Monthly Archives: June 2009

 

“One small tweet for man…”

Posted 17 June 2009 by Noah Gray

Neil Armstrong on the moon in 1969. (Image via Tierra Unica) Next month is the 40th anniversary of the Apollo 11 lunar mission, which resulted in Neil Armstrong being the first man to walk on the moon. This was more than a technological accomplishment, given the cold war climate and political tensions of the time. To celebrate and commemorate these events, starting today, @ApolloPlus40 will send a steady stream of updates in pseudo-real time, plus 40 years, as events unfolded... Read more

UCL to implement Open Access policy for all research

Posted 3 June 2009 by Noah Gray

First, the Faculty of Arts and Sciences did it at Harvard. Then MIT announced a similar policy that affected the entire institution. Now University College London has established their own Open Access policy. Except, this time it is a little different, at least that’s what it seems like for the moment. The difference is the lack of a loop-hole, which exists in both Boston institutions’ policies, allowing researchers to “opt out” of depositing into the public repository as long as... Read more

Twitter, experimental psychology and not believing everything you’re told

Posted 2 June 2009 by Noah Gray

Richard Wiseman and New Scientist have teamed up to conduct the first ever mass experiment on Twitter. It all started last week when Dr. Wiseman announced his intentions of carrying out a “mystery experiment” on Twitter.
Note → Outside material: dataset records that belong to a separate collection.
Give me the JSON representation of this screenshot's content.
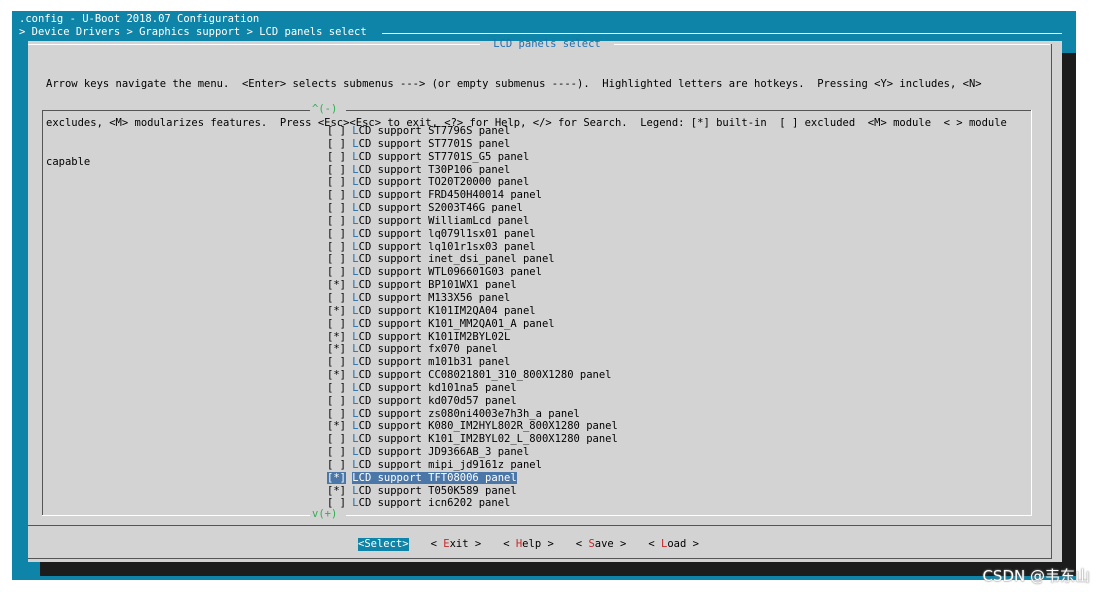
{
  "header": {
    "line1": ".config - U-Boot 2018.07 Configuration",
    "line2": "> Device Drivers > Graphics support > LCD panels select"
  },
  "dialog": {
    "title": "LCD panels select",
    "help": [
      "Arrow keys navigate the menu.  <Enter> selects submenus ---> (or empty submenus ----).  Highlighted letters are hotkeys.  Pressing <Y> includes, <N>",
      "excludes, <M> modularizes features.  Press <Esc><Esc> to exit, <?> for Help, </> for Search.  Legend: [*] built-in  [ ] excluded  <M> module  < > module",
      "capable"
    ],
    "scroll_up": "^(-)",
    "scroll_down": "v(+)"
  },
  "items": [
    {
      "mark": "[ ]",
      "hotkey": "L",
      "rest": "CD support ST7796S panel"
    },
    {
      "mark": "[ ]",
      "hotkey": "L",
      "rest": "CD support ST7701S panel"
    },
    {
      "mark": "[ ]",
      "hotkey": "L",
      "rest": "CD support ST7701S_G5 panel"
    },
    {
      "mark": "[ ]",
      "hotkey": "L",
      "rest": "CD support T30P106 panel"
    },
    {
      "mark": "[ ]",
      "hotkey": "L",
      "rest": "CD support TO20T20000 panel"
    },
    {
      "mark": "[ ]",
      "hotkey": "L",
      "rest": "CD support FRD450H40014 panel"
    },
    {
      "mark": "[ ]",
      "hotkey": "L",
      "rest": "CD support S2003T46G panel"
    },
    {
      "mark": "[ ]",
      "hotkey": "L",
      "rest": "CD support WilliamLcd panel"
    },
    {
      "mark": "[ ]",
      "hotkey": "L",
      "rest": "CD support lq079l1sx01 panel"
    },
    {
      "mark": "[ ]",
      "hotkey": "L",
      "rest": "CD support lq101r1sx03 panel"
    },
    {
      "mark": "[ ]",
      "hotkey": "L",
      "rest": "CD support inet_dsi_panel panel"
    },
    {
      "mark": "[ ]",
      "hotkey": "L",
      "rest": "CD support WTL096601G03 panel"
    },
    {
      "mark": "[*]",
      "hotkey": "L",
      "rest": "CD support BP101WX1 panel"
    },
    {
      "mark": "[ ]",
      "hotkey": "L",
      "rest": "CD support M133X56 panel"
    },
    {
      "mark": "[*]",
      "hotkey": "L",
      "rest": "CD support K101IM2QA04 panel"
    },
    {
      "mark": "[ ]",
      "hotkey": "L",
      "rest": "CD support K101_MM2QA01_A panel"
    },
    {
      "mark": "[*]",
      "hotkey": "L",
      "rest": "CD support K101IM2BYL02L"
    },
    {
      "mark": "[*]",
      "hotkey": "L",
      "rest": "CD support fx070 panel"
    },
    {
      "mark": "[ ]",
      "hotkey": "L",
      "rest": "CD support m101b31 panel"
    },
    {
      "mark": "[*]",
      "hotkey": "L",
      "rest": "CD support CC08021801_310_800X1280 panel"
    },
    {
      "mark": "[ ]",
      "hotkey": "L",
      "rest": "CD support kd101na5 panel"
    },
    {
      "mark": "[ ]",
      "hotkey": "L",
      "rest": "CD support kd070d57 panel"
    },
    {
      "mark": "[ ]",
      "hotkey": "L",
      "rest": "CD support zs080ni4003e7h3h_a panel"
    },
    {
      "mark": "[*]",
      "hotkey": "L",
      "rest": "CD support K080_IM2HYL802R_800X1280 panel"
    },
    {
      "mark": "[ ]",
      "hotkey": "L",
      "rest": "CD support K101_IM2BYL02_L_800X1280 panel"
    },
    {
      "mark": "[ ]",
      "hotkey": "L",
      "rest": "CD support JD9366AB_3 panel"
    },
    {
      "mark": "[ ]",
      "hotkey": "L",
      "rest": "CD support mipi_jd9161z panel"
    },
    {
      "mark": "[*]",
      "hotkey": "L",
      "rest": "CD support TFT08006 panel",
      "selected": true
    },
    {
      "mark": "[*]",
      "hotkey": "L",
      "rest": "CD support T050K589 panel"
    },
    {
      "mark": "[ ]",
      "hotkey": "L",
      "rest": "CD support icn6202 panel"
    }
  ],
  "buttons": [
    {
      "pre": "<",
      "hotkey": "S",
      "rest": "elect>",
      "active": true
    },
    {
      "pre": "< ",
      "hotkey": "E",
      "rest": "xit >"
    },
    {
      "pre": "< ",
      "hotkey": "H",
      "rest": "elp >"
    },
    {
      "pre": "< ",
      "hotkey": "S",
      "rest": "ave >"
    },
    {
      "pre": "< ",
      "hotkey": "L",
      "rest": "oad >"
    }
  ],
  "watermark": "CSDN @韦东山",
  "colors": {
    "terminal_bg": "#0e85a8",
    "dialog_bg": "#d3d3d3",
    "hotkey_item": "#1f6fb0",
    "hotkey_button": "#c62828",
    "selection_bg": "#4a76a8",
    "scroll_indicator": "#2bb24c"
  }
}
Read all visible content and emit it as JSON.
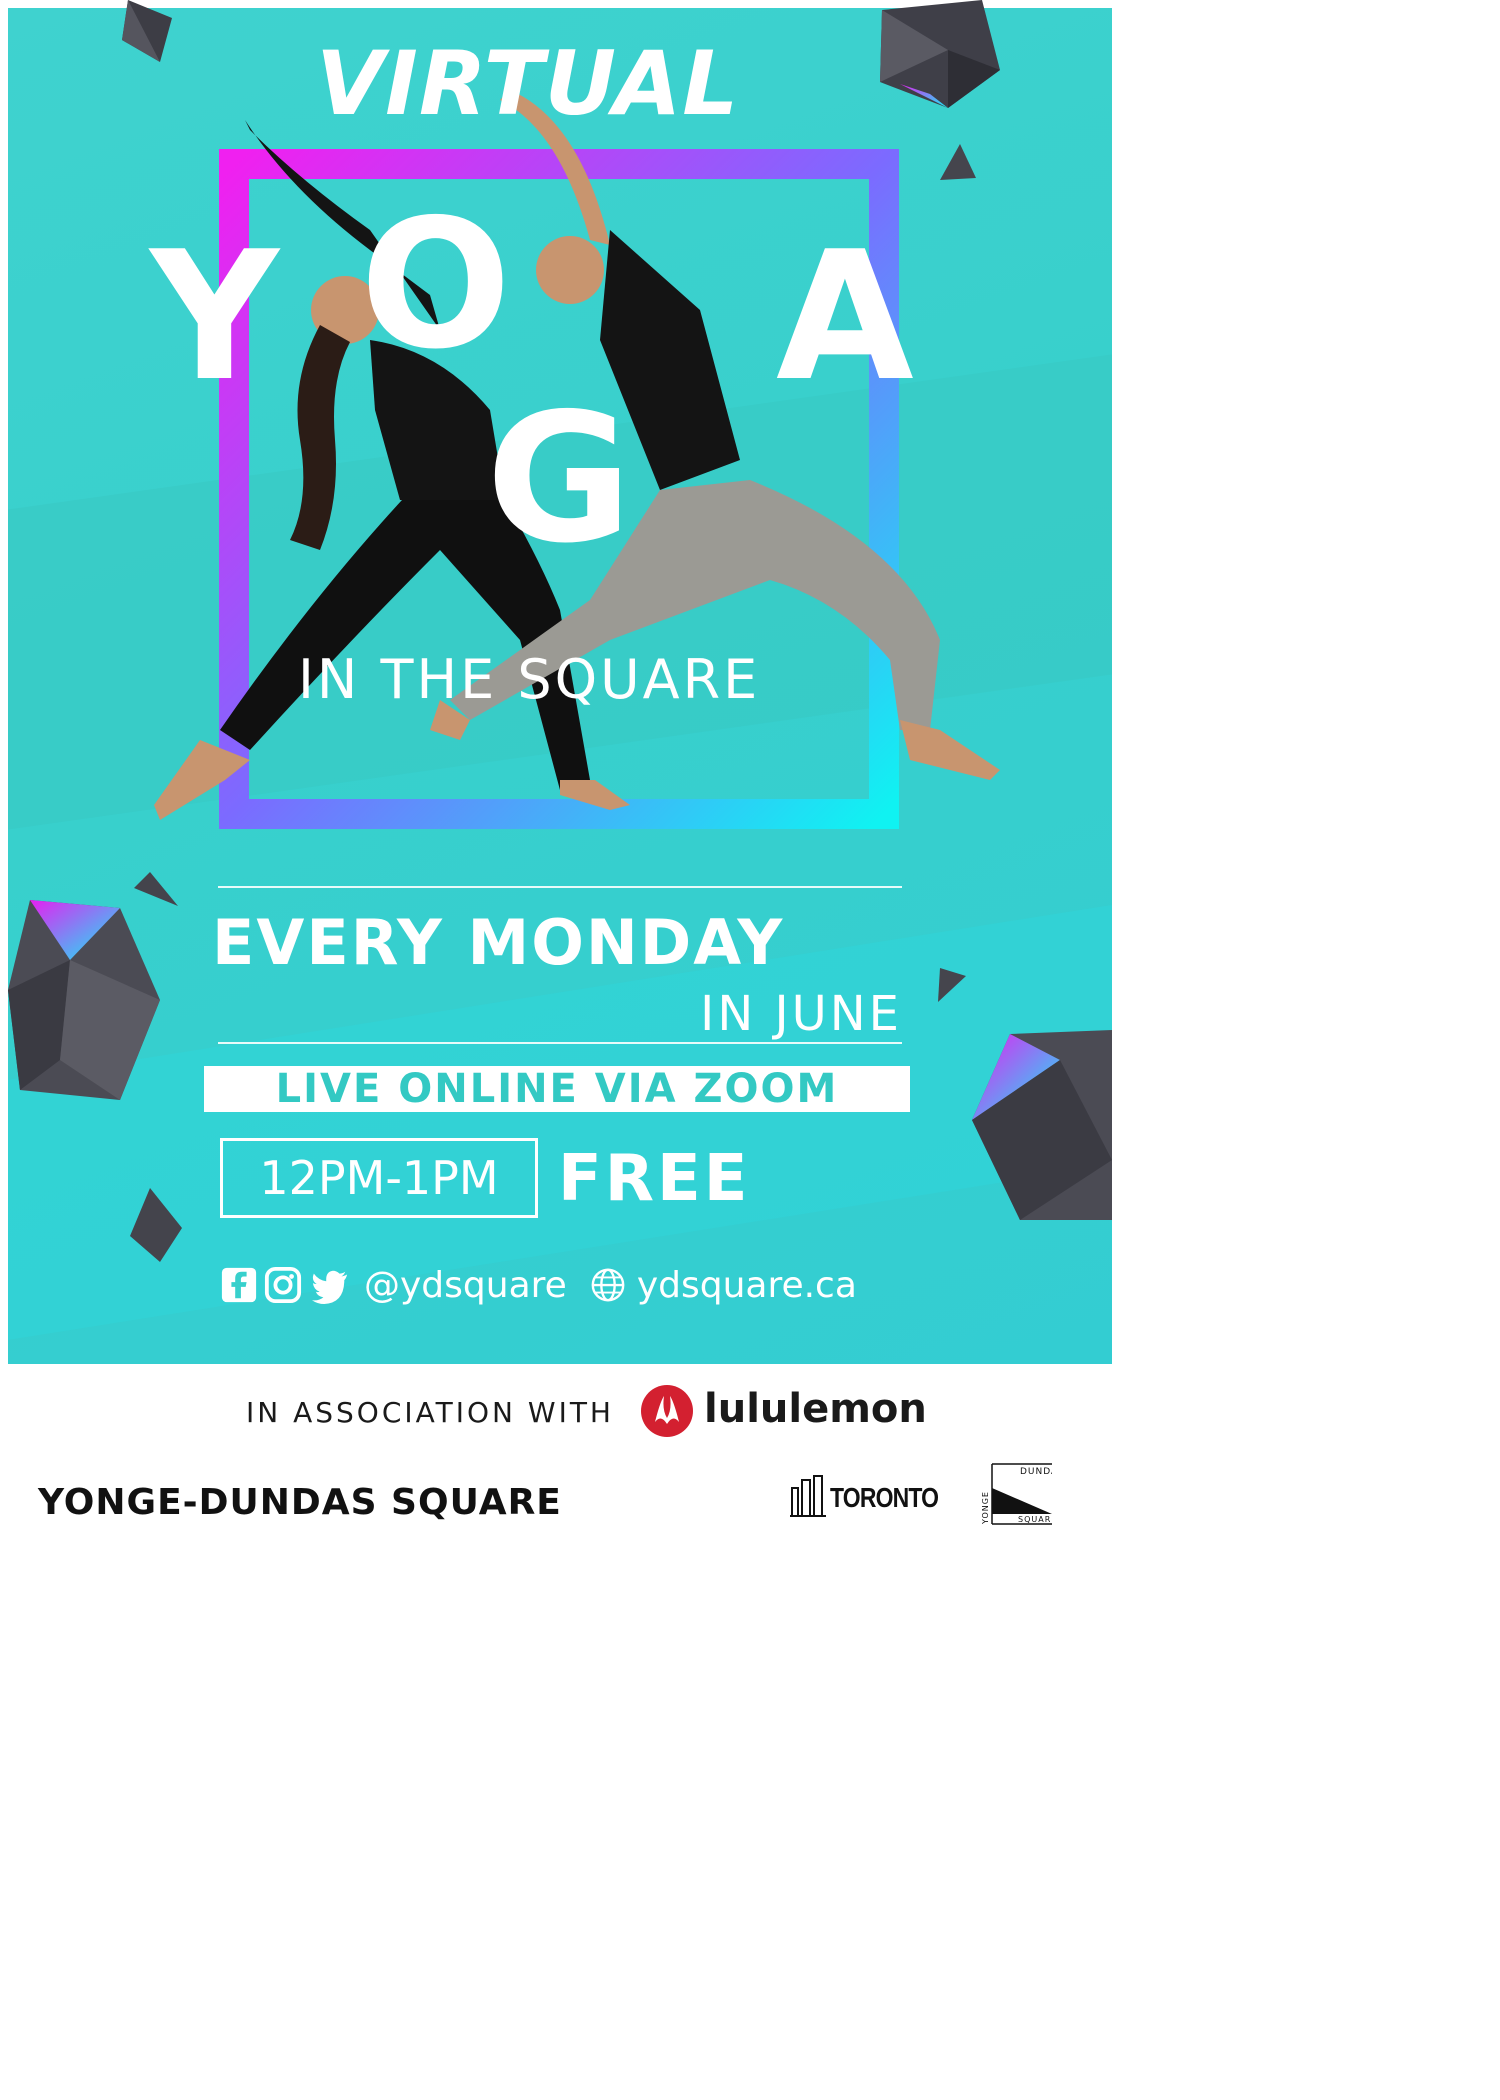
{
  "headline": {
    "top_word": "VIRTUAL",
    "main_letters": [
      "Y",
      "O",
      "G",
      "A"
    ],
    "subline": "IN THE SQUARE"
  },
  "schedule": {
    "days": "EVERY MONDAY",
    "month": "IN JUNE",
    "platform": "LIVE ONLINE VIA ZOOM",
    "time": "12PM-1PM",
    "price": "FREE"
  },
  "social": {
    "icons": [
      "facebook-icon",
      "instagram-icon",
      "twitter-icon",
      "globe-icon"
    ],
    "handle": "@ydsquare",
    "website": "ydsquare.ca"
  },
  "footer": {
    "association": "IN ASSOCIATION WITH",
    "sponsor": "lululemon",
    "venue": "YONGE-DUNDAS SQUARE",
    "city": "TORONTO",
    "logo_words": [
      "DUNDAS",
      "YONGE",
      "SQUARE"
    ]
  },
  "colors": {
    "teal": "#38d0cc",
    "white": "#ffffff",
    "magenta": "#e61ff2",
    "cyan": "#12f0f5",
    "dark_shape": "#4a4a52",
    "lululemon_red": "#d32030"
  }
}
All an individual had to do to participate was to “follow him” (essentially formally subscribing to his updates, for the uninitiated.) Since then the followers of “@richardwiseman” dramatically increased from ~1,500 prior to the announcement to just under 5,000 by the time the first... Read more